**Task details**
Every entry below should be printed again exactly as it reads.

*** Opening of Input for this task ***

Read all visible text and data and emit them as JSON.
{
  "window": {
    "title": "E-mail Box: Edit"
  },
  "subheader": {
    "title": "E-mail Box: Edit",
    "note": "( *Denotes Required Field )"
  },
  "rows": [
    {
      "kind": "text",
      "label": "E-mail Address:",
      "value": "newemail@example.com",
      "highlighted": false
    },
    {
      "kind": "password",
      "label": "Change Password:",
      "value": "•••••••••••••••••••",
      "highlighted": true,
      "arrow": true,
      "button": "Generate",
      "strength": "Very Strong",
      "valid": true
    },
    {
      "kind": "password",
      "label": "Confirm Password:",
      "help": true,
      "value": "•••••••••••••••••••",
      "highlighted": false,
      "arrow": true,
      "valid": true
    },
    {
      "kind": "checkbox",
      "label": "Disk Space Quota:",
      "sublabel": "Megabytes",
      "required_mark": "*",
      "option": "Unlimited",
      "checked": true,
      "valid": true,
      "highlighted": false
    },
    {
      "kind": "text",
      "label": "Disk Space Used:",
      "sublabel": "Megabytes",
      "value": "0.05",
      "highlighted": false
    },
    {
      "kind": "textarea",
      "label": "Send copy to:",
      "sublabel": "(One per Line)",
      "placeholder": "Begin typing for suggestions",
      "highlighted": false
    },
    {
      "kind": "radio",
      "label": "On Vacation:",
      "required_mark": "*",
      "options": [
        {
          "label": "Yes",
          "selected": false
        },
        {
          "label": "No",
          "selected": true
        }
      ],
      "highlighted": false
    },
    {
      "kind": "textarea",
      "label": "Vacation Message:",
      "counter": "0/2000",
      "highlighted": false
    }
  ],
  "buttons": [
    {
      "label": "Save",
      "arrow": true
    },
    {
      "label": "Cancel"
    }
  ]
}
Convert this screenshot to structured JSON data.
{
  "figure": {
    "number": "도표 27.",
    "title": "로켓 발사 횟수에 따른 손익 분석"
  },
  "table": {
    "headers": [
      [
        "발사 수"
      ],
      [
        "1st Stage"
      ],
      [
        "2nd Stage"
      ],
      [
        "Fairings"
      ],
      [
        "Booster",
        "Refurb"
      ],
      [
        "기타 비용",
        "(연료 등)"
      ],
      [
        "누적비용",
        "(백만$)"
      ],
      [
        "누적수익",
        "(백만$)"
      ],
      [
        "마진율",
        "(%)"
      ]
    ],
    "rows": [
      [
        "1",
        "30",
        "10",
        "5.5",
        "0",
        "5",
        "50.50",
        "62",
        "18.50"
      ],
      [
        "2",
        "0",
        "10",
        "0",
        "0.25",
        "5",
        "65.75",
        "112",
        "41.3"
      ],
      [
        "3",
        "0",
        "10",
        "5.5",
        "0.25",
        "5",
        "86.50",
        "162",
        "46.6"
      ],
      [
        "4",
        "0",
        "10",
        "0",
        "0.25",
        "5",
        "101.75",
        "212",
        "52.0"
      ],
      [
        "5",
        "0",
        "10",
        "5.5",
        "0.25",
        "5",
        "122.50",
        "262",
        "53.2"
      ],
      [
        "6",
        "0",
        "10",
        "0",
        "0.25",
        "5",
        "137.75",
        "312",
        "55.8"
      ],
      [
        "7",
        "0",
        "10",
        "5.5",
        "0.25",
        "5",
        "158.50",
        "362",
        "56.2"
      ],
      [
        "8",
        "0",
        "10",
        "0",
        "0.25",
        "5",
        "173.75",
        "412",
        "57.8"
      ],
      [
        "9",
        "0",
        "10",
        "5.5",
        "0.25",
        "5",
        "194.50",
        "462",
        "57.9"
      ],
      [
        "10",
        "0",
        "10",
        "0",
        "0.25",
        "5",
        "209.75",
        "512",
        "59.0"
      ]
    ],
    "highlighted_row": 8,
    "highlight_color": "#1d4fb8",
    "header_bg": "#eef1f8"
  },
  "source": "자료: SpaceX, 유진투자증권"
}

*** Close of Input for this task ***

**Exercise output**
Read all visible text and data and emit them as JSON.
{
  "window": {
    "title": "E-mail Box: Edit"
  },
  "subheader": {
    "title": "E-mail Box: Edit",
    "note": "( *Denotes Required Field )"
  },
  "rows": [
    {
      "kind": "text",
      "label": "E-mail Address:",
      "value": "newemail@example.com",
      "highlighted": false
    },
    {
      "kind": "password",
      "label": "Change Password:",
      "value": "•••••••••••••••••••",
      "highlighted": true,
      "arrow": true,
      "button": "Generate",
      "strength": "Very Strong",
      "valid": true
    },
    {
      "kind": "password",
      "label": "Confirm Password:",
      "help": true,
      "value": "•••••••••••••••••••",
      "highlighted": false,
      "arrow": true,
      "valid": true
    },
    {
      "kind": "checkbox",
      "label": "Disk Space Quota:",
      "sublabel": "Megabytes",
      "required_mark": "*",
      "option": "Unlimited",
      "checked": true,
      "valid": true,
      "highlighted": false
    },
    {
      "kind": "text",
      "label": "Disk Space Used:",
      "sublabel": "Megabytes",
      "value": "0.05",
      "highlighted": false
    },
    {
      "kind": "textarea",
      "label": "Send copy to:",
      "sublabel": "(One per Line)",
      "placeholder": "Begin typing for suggestions",
      "highlighted": false
    },
    {
      "kind": "radio",
      "label": "On Vacation:",
      "required_mark": "*",
      "options": [
        {
          "label": "Yes",
          "selected": false
        },
        {
          "label": "No",
          "selected": true
        }
      ],
      "highlighted": false
    },
    {
      "kind": "textarea",
      "label": "Vacation Message:",
      "counter": "0/2000",
      "highlighted": false
    }
  ],
  "buttons": [
    {
      "label": "Save",
      "arrow": true
    },
    {
      "label": "Cancel"
    }
  ]
}
Convert this screenshot to structured JSON data.
{
  "figure": {
    "number": "도표 27.",
    "title": "로켓 발사 횟수에 따른 손익 분석"
  },
  "table": {
    "headers": [
      [
        "발사 수"
      ],
      [
        "1st Stage"
      ],
      [
        "2nd Stage"
      ],
      [
        "Fairings"
      ],
      [
        "Booster",
        "Refurb"
      ],
      [
        "기타 비용",
        "(연료 등)"
      ],
      [
        "누적비용",
        "(백만$)"
      ],
      [
        "누적수익",
        "(백만$)"
      ],
      [
        "마진율",
        "(%)"
      ]
    ],
    "rows": [
      [
        "1",
        "30",
        "10",
        "5.5",
        "0",
        "5",
        "50.50",
        "62",
        "18.50"
      ],
      [
        "2",
        "0",
        "10",
        "0",
        "0.25",
        "5",
        "65.75",
        "112",
        "41.3"
      ],
      [
        "3",
        "0",
        "10",
        "5.5",
        "0.25",
        "5",
        "86.50",
        "162",
        "46.6"
      ],
      [
        "4",
        "0",
        "10",
        "0",
        "0.25",
        "5",
        "101.75",
        "212",
        "52.0"
      ],
      [
        "5",
        "0",
        "10",
        "5.5",
        "0.25",
        "5",
        "122.50",
        "262",
        "53.2"
      ],
      [
        "6",
        "0",
        "10",
        "0",
        "0.25",
        "5",
        "137.75",
        "312",
        "55.8"
      ],
      [
        "7",
        "0",
        "10",
        "5.5",
        "0.25",
        "5",
        "158.50",
        "362",
        "56.2"
      ],
      [
        "8",
        "0",
        "10",
        "0",
        "0.25",
        "5",
        "173.75",
        "412",
        "57.8"
      ],
      [
        "9",
        "0",
        "10",
        "5.5",
        "0.25",
        "5",
        "194.50",
        "462",
        "57.9"
      ],
      [
        "10",
        "0",
        "10",
        "0",
        "0.25",
        "5",
        "209.75",
        "512",
        "59.0"
      ]
    ],
    "highlighted_row": 8,
    "highlight_color": "#1d4fb8",
    "header_bg": "#eef1f8"
  },
  "source": "자료: SpaceX, 유진투자증권"
}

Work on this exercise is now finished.